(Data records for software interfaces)
╔══

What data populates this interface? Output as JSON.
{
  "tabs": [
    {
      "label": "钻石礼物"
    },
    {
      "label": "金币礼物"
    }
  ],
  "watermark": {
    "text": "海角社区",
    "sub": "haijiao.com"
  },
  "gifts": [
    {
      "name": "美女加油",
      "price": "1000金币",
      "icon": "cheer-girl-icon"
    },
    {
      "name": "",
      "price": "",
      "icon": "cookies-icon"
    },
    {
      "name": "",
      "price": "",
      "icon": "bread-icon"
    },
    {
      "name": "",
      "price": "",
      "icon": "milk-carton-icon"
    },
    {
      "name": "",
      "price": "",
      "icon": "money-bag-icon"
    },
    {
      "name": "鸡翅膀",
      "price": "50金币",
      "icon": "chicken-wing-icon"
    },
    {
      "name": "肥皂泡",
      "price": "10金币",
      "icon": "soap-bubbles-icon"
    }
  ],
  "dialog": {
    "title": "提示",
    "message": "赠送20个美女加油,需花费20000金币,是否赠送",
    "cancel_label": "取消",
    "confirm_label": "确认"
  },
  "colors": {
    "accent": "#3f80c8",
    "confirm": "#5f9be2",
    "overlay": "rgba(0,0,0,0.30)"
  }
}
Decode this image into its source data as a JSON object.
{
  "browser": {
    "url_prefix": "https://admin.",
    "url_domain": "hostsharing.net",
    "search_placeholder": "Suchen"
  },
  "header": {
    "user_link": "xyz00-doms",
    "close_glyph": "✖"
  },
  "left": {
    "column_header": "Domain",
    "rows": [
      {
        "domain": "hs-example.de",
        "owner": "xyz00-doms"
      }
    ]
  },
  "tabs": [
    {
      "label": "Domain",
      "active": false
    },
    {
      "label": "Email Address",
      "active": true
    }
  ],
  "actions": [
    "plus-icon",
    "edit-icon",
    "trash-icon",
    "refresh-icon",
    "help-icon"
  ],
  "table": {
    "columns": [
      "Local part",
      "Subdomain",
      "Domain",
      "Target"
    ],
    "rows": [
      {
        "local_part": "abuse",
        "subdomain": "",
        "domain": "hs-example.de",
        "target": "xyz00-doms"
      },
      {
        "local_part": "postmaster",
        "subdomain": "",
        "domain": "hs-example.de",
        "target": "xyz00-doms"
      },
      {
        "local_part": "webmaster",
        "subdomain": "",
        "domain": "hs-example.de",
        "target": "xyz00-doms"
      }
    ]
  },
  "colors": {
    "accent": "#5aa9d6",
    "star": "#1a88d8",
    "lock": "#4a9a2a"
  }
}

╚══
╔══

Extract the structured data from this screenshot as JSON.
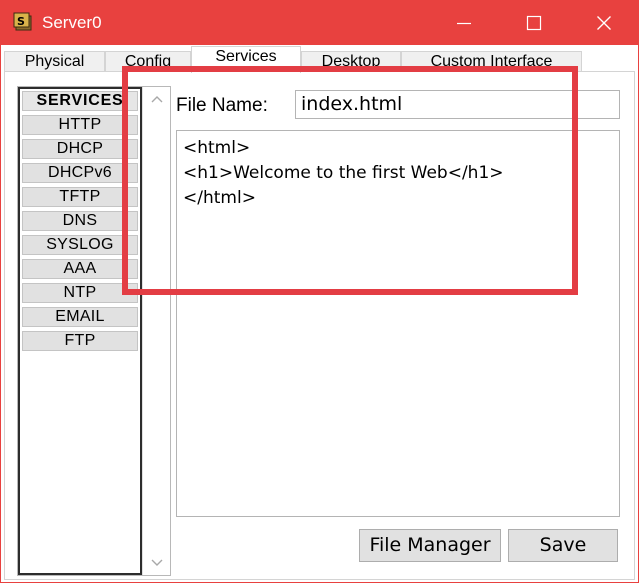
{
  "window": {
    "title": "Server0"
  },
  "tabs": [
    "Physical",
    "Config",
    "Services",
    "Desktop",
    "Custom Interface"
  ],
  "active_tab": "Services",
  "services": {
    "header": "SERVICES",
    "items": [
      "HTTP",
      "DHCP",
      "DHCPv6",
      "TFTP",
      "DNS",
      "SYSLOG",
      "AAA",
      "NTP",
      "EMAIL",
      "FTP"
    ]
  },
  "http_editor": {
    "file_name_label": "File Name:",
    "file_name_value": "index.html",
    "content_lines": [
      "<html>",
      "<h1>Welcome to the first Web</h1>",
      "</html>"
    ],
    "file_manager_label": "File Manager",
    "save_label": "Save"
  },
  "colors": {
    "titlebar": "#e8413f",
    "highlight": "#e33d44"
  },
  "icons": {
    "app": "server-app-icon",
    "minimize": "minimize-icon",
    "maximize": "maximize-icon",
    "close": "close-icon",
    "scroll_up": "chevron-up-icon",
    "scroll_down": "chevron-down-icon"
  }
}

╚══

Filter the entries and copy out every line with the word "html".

> [Task response]:
    "file_name_value": "index.html",
      "<html>",
      "</html>"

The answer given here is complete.